• Instructions for the task: Restate every record word for word, without the pictures.

• Page and application data records:

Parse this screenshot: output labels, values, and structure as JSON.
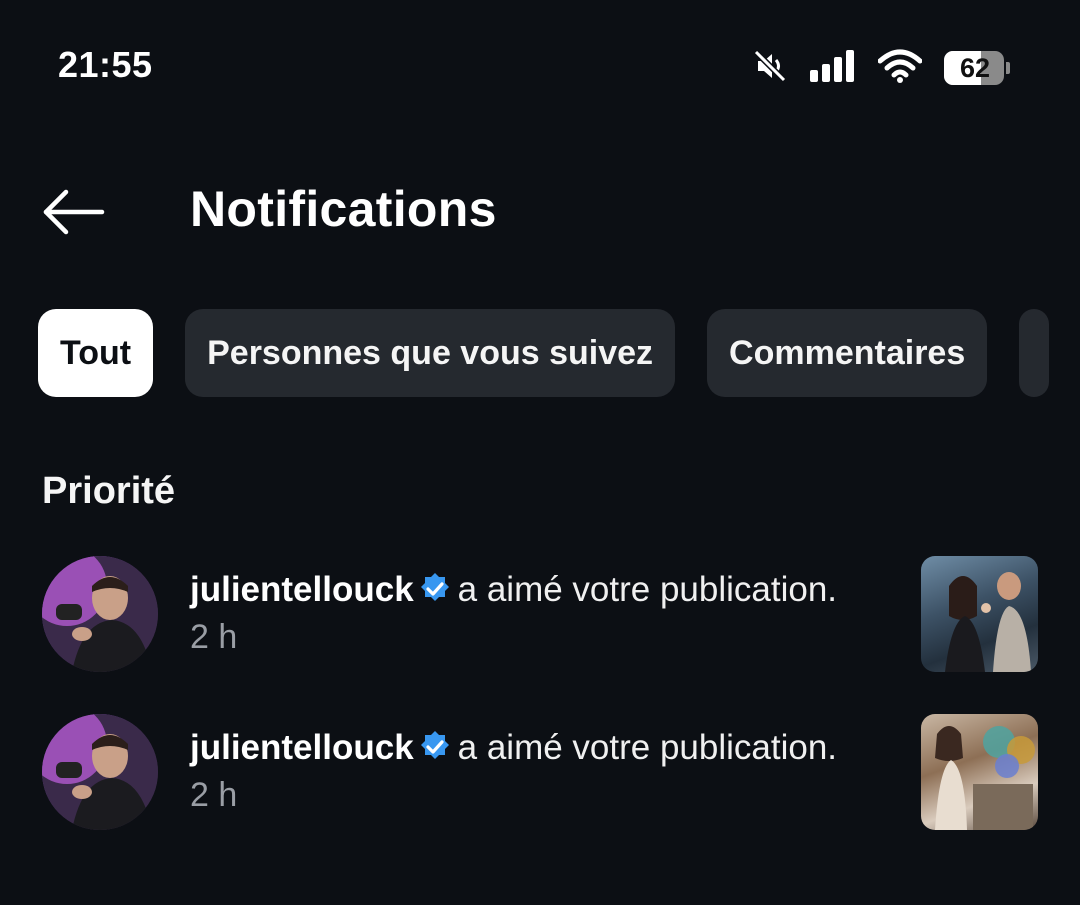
{
  "status_bar": {
    "time": "21:55",
    "battery_level": "62",
    "battery_fraction": 0.62,
    "icons": [
      "mute-icon",
      "signal-icon",
      "wifi-icon",
      "battery-icon"
    ]
  },
  "header": {
    "title": "Notifications",
    "back_icon": "arrow-left-icon"
  },
  "filters": [
    {
      "label": "Tout",
      "active": true
    },
    {
      "label": "Personnes que vous suivez",
      "active": false
    },
    {
      "label": "Commentaires",
      "active": false
    }
  ],
  "section": {
    "title": "Priorité"
  },
  "notifications": [
    {
      "username": "julientellouck",
      "verified": true,
      "action": "a aimé votre publication.",
      "time": "2 h"
    },
    {
      "username": "julientellouck",
      "verified": true,
      "action": "a aimé votre publication.",
      "time": "2 h"
    }
  ],
  "colors": {
    "background": "#0c0f14",
    "chip": "#25292f",
    "chip_active": "#ffffff",
    "verified": "#3897f0",
    "muted_text": "#9a9ea5"
  }
}
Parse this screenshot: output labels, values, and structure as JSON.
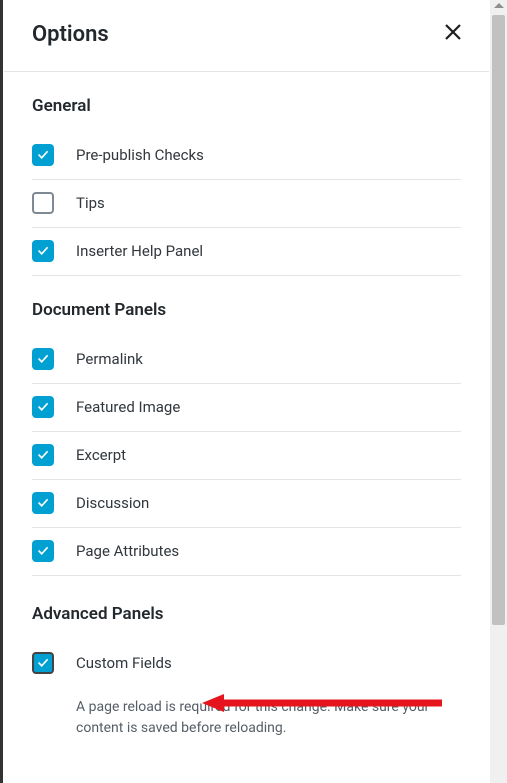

• Result:
Parse this screenshot: output labels, values, and structure as JSON.
{
  "status_bar": {
    "time": "21:55",
    "battery_level": "62",
    "battery_fraction": 0.62,
    "icons": [
      "mute-icon",
      "signal-icon",
      "wifi-icon",
      "battery-icon"
    ]
  },
  "header": {
    "title": "Notifications",
    "back_icon": "arrow-left-icon"
  },
  "filters": [
    {
      "label": "Tout",
      "active": true
    },
    {
      "label": "Personnes que vous suivez",
      "active": false
    },
    {
      "label": "Commentaires",
      "active": false
    }
  ],
  "section": {
    "title": "Priorité"
  },
  "notifications": [
    {
      "username": "julientellouck",
      "verified": true,
      "action": "a aimé votre publication.",
      "time": "2 h"
    },
    {
      "username": "julientellouck",
      "verified": true,
      "action": "a aimé votre publication.",
      "time": "2 h"
    }
  ],
  "colors": {
    "background": "#0c0f14",
    "chip": "#25292f",
    "chip_active": "#ffffff",
    "verified": "#3897f0",
    "muted_text": "#9a9ea5"
  }
}
Parse this screenshot: output labels, values, and structure as JSON.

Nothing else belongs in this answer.